Myself, loading it to it's max for work, but being a generally gentle driver, before I had ever heard of hypermileing I was getting between 15 and 17mpg.

By changing just my driving habits, driving slow, accelerating gently, coasting when coming to a stop, I raised it to 19.7mpg.

After the first stage of changes to the truck (the tank I was on when I wrote about them March 21) I ended up getting 21.75 miles with a gallon of gas.

Once again, I filled up, and then several trips into the new tank, got around to starting my next series of upgrades.
I still have yet to go to the salvage yard to try to find a manual steering gear and electric vacuum pump (so the brakes work when the engine is off). I was planning to go today, but the rain had me change my mind.

I did make it down to Al Lasher's last week for some switches.

Nobody makes a wiring diagram for this year for the diesel engine.
I spent many hours over several days upside down under the steering wheel, trying to trace and test various wires.

-If you happen to own a 7th generation (80s) Diesel F-250, and you want to wire in a kill switch or remote starter: The thick red wire with a green stripe goes to the injector pump (for a kill). The thin red wire with a blue stripe goes to the ignition relay (for a start).

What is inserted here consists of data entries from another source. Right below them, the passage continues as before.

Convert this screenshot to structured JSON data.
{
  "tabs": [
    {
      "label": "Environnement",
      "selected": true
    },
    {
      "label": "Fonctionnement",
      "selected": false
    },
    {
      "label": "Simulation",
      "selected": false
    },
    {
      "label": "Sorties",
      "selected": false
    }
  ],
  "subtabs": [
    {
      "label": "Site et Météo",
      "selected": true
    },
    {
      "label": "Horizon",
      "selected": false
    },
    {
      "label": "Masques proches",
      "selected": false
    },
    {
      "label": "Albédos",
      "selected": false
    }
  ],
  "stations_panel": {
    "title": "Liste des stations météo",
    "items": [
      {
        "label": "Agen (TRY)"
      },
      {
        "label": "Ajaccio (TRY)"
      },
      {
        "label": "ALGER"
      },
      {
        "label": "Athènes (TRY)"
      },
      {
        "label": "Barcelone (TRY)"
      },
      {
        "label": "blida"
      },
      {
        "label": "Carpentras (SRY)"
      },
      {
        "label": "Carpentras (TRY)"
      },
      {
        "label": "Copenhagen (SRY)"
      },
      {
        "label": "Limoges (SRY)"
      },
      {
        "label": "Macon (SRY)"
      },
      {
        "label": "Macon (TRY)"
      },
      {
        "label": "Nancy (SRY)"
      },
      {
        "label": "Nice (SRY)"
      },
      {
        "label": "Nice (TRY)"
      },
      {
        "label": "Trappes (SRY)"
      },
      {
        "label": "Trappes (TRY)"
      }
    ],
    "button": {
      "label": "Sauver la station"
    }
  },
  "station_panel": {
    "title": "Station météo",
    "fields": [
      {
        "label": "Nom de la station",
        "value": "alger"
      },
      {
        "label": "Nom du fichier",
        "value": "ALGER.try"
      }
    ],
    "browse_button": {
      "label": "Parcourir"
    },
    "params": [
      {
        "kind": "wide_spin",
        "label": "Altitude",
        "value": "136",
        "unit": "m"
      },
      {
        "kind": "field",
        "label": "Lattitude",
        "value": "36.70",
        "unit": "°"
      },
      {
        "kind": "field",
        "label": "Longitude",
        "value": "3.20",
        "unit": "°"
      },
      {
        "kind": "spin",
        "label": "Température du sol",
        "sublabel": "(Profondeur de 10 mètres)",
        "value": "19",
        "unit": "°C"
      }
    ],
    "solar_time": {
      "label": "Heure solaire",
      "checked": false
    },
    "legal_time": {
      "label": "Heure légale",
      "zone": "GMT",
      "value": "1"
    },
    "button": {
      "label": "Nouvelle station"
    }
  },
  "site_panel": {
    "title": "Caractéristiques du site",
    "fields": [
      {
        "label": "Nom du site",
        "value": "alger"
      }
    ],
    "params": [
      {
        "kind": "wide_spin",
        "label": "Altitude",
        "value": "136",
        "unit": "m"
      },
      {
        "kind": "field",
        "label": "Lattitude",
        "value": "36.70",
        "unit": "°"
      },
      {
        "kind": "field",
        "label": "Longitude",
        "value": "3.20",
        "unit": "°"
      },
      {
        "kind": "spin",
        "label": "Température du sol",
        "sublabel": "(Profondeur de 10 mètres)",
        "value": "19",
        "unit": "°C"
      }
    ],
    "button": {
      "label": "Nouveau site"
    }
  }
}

The switches are dual purpose: wire them one way and they are momentary open, wire them the other and they are momentary closed. I used one each way, so that one stops fuel to the engine, the other triggers the starter. I mounted them side-by-side in a block of scrap wood, attached to the gear shift with a strip cut out of a steel can lid (mandarin oranges, of course).
As I had hoped, they definitely make the pulse and glide (coasting, etc) much faster, simpler, more precise, and safer, then using the key each time (especially since the ignition on this truck has been very finicky as long as I have had it) which encourages me to do it a lot more often.




-The orange wire running from the external voltage regulator to the alternator controls whether the alternator is charging or idle. If you open the circuit the alternator stops charging. Even though it is still being turned, there is no resistance, it just freewheels.
If anyone is inspired to do a similar project (with any vehicle), DO NOT just disconnect the alternator from the battery w/o disconnecting the smaller wires.  It will continue to produce current, but since that charge has nowhere to go, the alternator will self-destruct...

(Due to character limit, click here for the rest)